LIGHTS, CAMERA, ACTION: “Jane the Virgin” has improved representation for latinx actors, according to star Jaime Camil, because it doesn't rely on harmful stereotypes; it's more complex and realistic.
Photo: Lionel Deluy

Over the past few years, television has gotten a lot more diverse, in large part due to shows like CW’s “Jane the Virgin.” Actor Jaime Camil, who plays telenovela star Rogelio de la Vega, knows firsthand the importance of portraying Latinos in a realistic light instead of relying on stereotypes.

“With our position and influence in each project, we must make an effort to debunk the repulsive stereotypes we are sometimes put in,” Camil explains. “This is why I love “Jane the Virgin.” [It] represents Latinos not as a caricature, but as the many million middle class Americans that make this country so diverse and rich.”

Behind the scenes

“For us, being Latino is not about one month, it is about living every day proud of our heritage and where we come from.”

Diversity comes in many forms: racial, ethnic, gender, geographic and economic.

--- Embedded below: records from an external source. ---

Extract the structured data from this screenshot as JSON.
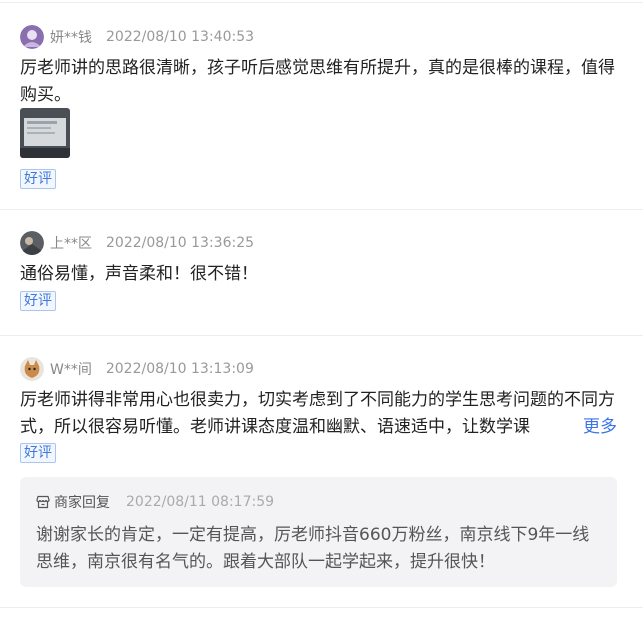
{
  "reviews": [
    {
      "user": "妍**钱",
      "time": "2022/08/10 13:40:53",
      "text": "厉老师讲的思路很清晰，孩子听后感觉思维有所提升，真的是很棒的课程，值得购买。",
      "tag": "好评",
      "has_image": true
    },
    {
      "user": "上**区",
      "time": "2022/08/10 13:36:25",
      "text": "通俗易懂，声音柔和！很不错！",
      "tag": "好评"
    },
    {
      "user": "W**间",
      "time": "2022/08/10 13:13:09",
      "text": "厉老师讲得非常用心也很卖力，切实考虑到了不同能力的学生思考问题的不同方式，所以很容易听懂。老师讲课态度温和幽默、语速适中，让数学课",
      "more": "更多",
      "tag": "好评",
      "reply": {
        "label": "商家回复",
        "time": "2022/08/11 08:17:59",
        "text": "谢谢家长的肯定，一定有提高，厉老师抖音660万粉丝，南京线下9年一线思维，南京很有名气的。跟着大部队一起学起来，提升很快！"
      }
    }
  ],
  "colors": {
    "tag_text": "#3f7ad8",
    "tag_border": "#a9c6f2",
    "more_link": "#3b74e8",
    "reply_bg": "#f3f3f5"
  },
  "icons": {
    "reply": "shop-icon"
  }
}
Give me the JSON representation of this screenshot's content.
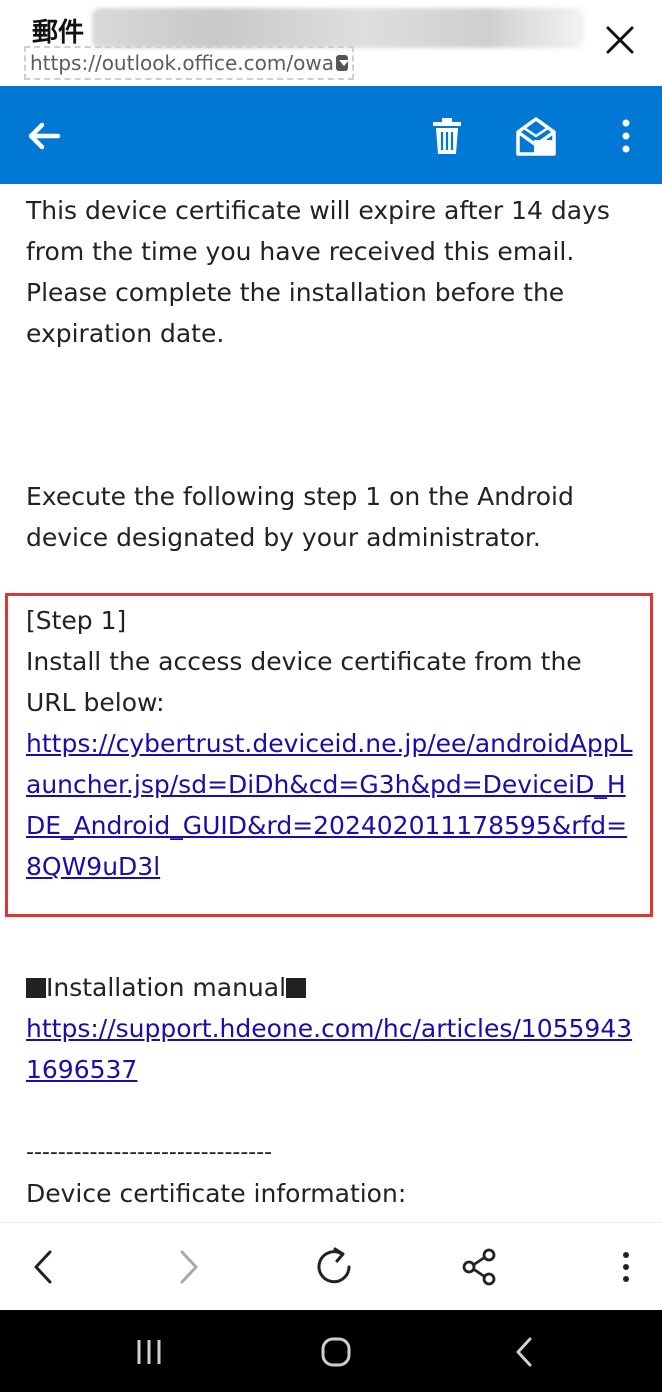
{
  "titlebar": {
    "title": "郵件",
    "url": "https://outlook.office.com/owa",
    "icons": {
      "dropdown": "chevron-down-icon",
      "close": "close-icon"
    }
  },
  "toolbar": {
    "color": "#0078d4",
    "icons": [
      "arrow-left-icon",
      "trash-icon",
      "mark-read-icon",
      "more-vertical-icon"
    ]
  },
  "email": {
    "para1": "This device certificate will expire after 14 days from the time you have received this email. Please complete the installation before the expiration date.",
    "para2": "Execute the following step 1 on the Android device designated by your administrator.",
    "step_heading": "[Step 1]",
    "step_text": "Install the access device certificate from the URL below:",
    "step_link": "https://cybertrust.deviceid.ne.jp/ee/androidAppLauncher.jsp/sd=DiDh&cd=G3h&pd=DeviceiD_HDE_Android_GUID&rd=202402011178595&rfd=8QW9uD3l",
    "manual_label": "Installation manual",
    "manual_link": "https://support.hdeone.com/hc/articles/10559431696537",
    "divider": "-------------------------------",
    "cert_info_label": "Device certificate information:",
    "highlight_color": "#e03535",
    "link_color": "#1a0dab"
  },
  "browser_nav": {
    "icons": [
      "back-icon",
      "forward-icon",
      "reload-icon",
      "share-icon",
      "more-vertical-icon"
    ]
  },
  "system_nav": {
    "icons": [
      "recent-apps-icon",
      "home-icon",
      "system-back-icon"
    ]
  }
}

However, most film and television studios fail to depict accurate representations of America and the people who inhabit it. Camil believes that, to continue to be successful, directors will have to be more mindful.

“We are moving in the right direction and we have many organizations fighting to make [inclusion] a reality, but the main problem is hiring the right people for the job in studios and networks,” he explains.

A recent report by the University of Southern California’s Annenberg School for Communication and Journalism found that more than half of 2016’s top 100 films featured no speaking characters who were Hispanic.

“You can't have a person in charge of the international division if they don't even know the difference between Brazil and the rest of the Latin American countries.”

Humble beginnings

Camil was born in Mexico City, the son of a Mexican businessman and a mother who sang. Jaime initially followed in his mom’s footsteps, releasing records which include “Para Estar Contigo” and “Una Vez Mas.” He credits his family for filling his life with support, joy and orgullo.

“We don't celebrate Hispanic Heritage Month,” he explains. “For us, being Latino is not about one month, it is about living every day proud of our heritage and where we come from.”